Less than one per cent of votes cast separate top two contenders
rafe arnott/metro vancouver
Joyce Murray is the new face of Vancouver Quadra as the former provincial cabinet minister edged her opponents in yesterday’s federal byelection.
"We’re sending a very clear message to Stephen Harper — the Liberals are strong," said Murray, who celebrated the victory with several hundred supporters at St. James Community Square on West 10th Avenue.
"Three victories in three great urban ridings. We are going to be even more effective in holding Stephen Harper to account in the coming weeks and months. The public has spoken, it’s about the environment."
With all 237 polls reporting last night, Murray had 10,155 votes, or 36.1 per cent of the total ballots cast, according to Elections Canada.
Her closest opponent, Tory Deborah Meredith received 35.5 per cent of the votes. While NDP candidate Rebecca Coad and Green candidate Dan Grice received 14.4 per cent and 13.5 per cent respectively.
Before yesterday’s vote, many pundits had considered Vancouver Quadra — one of four ridings up for grabs in yesterday’s byelection — to be a sure victory for the Liberal party.
Quadra has been a Liberal stronghold since 1984 when former prime minister John Turner won the seat from the incumbent Tory Bill Clarke. MP Stephen Owen, whose retiring from politics to teach law at the University of B.C. prompted the byelection, has held the seat since 2000 and was re-elected in 2004 and 2006 by large margins.

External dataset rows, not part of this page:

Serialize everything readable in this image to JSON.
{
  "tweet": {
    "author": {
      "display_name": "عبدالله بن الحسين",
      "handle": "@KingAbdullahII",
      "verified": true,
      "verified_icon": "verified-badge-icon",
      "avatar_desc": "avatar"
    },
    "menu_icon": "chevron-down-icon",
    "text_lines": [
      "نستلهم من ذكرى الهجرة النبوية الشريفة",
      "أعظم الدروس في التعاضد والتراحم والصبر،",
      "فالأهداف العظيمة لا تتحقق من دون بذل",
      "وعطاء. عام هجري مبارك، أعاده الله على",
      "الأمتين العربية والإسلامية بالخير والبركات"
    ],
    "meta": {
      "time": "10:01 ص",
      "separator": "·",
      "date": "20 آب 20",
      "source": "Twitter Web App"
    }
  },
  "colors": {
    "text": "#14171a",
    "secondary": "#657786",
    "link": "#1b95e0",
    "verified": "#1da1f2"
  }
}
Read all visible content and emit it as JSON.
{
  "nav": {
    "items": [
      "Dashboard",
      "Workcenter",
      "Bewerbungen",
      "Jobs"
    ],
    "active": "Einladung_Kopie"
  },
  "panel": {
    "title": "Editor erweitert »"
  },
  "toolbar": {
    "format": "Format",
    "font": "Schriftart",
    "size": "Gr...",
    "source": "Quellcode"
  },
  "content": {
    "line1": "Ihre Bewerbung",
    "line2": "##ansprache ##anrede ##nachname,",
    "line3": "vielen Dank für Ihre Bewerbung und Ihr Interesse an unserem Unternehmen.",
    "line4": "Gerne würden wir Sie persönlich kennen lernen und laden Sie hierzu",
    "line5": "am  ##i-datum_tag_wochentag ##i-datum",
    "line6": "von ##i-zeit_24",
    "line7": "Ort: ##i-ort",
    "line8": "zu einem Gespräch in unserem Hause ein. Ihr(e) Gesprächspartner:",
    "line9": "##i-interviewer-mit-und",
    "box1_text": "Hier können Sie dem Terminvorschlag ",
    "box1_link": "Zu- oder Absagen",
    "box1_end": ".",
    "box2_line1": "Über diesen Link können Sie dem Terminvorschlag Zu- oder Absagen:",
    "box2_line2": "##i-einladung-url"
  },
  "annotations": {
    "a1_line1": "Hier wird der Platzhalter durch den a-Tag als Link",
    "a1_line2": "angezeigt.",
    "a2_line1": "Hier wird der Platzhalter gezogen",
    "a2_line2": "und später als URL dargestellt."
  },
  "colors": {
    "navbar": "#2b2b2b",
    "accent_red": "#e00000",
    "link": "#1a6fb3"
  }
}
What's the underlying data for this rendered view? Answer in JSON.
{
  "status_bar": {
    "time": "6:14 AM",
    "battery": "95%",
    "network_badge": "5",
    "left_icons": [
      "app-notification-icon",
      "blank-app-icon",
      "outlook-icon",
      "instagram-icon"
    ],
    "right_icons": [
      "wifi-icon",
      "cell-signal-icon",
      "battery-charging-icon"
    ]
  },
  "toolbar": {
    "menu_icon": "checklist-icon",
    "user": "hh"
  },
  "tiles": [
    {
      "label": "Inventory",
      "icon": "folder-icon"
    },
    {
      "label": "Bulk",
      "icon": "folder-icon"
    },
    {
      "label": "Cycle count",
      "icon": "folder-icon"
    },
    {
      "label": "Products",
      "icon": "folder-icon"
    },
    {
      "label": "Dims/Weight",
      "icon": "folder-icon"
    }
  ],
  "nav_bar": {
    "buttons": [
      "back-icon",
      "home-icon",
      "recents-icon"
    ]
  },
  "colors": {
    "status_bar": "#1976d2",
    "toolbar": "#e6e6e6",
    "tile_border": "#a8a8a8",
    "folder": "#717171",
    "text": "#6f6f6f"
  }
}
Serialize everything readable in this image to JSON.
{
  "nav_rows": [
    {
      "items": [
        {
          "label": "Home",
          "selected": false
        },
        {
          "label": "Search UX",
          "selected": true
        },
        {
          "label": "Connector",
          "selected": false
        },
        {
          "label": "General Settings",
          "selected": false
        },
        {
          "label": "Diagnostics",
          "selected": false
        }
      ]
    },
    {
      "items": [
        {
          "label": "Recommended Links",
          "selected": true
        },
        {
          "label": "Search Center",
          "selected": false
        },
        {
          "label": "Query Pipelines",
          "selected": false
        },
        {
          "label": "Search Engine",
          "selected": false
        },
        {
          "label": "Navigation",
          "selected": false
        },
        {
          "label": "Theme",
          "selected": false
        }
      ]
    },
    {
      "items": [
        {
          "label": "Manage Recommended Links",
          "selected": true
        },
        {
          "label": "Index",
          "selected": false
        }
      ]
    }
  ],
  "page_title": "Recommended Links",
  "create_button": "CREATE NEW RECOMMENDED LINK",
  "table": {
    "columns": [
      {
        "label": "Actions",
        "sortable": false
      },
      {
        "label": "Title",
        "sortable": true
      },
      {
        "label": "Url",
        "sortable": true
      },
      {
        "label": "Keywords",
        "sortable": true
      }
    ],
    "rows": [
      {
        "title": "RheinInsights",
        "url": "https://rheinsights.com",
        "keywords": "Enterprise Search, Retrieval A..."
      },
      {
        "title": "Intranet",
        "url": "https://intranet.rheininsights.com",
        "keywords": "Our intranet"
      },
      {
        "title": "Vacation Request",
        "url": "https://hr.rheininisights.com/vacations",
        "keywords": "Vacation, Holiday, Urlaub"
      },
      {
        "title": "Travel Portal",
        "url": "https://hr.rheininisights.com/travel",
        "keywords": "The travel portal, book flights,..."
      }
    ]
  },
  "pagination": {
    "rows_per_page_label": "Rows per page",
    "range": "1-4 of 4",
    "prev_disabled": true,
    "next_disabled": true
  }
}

Despite being the favourite, the battle yesterday was close with Murray and Meredith leapfrogging each other several times as the results came in. An environmentalist and a businesswoman, Murray immigrated to Canada in 1961 and settled in Point Grey.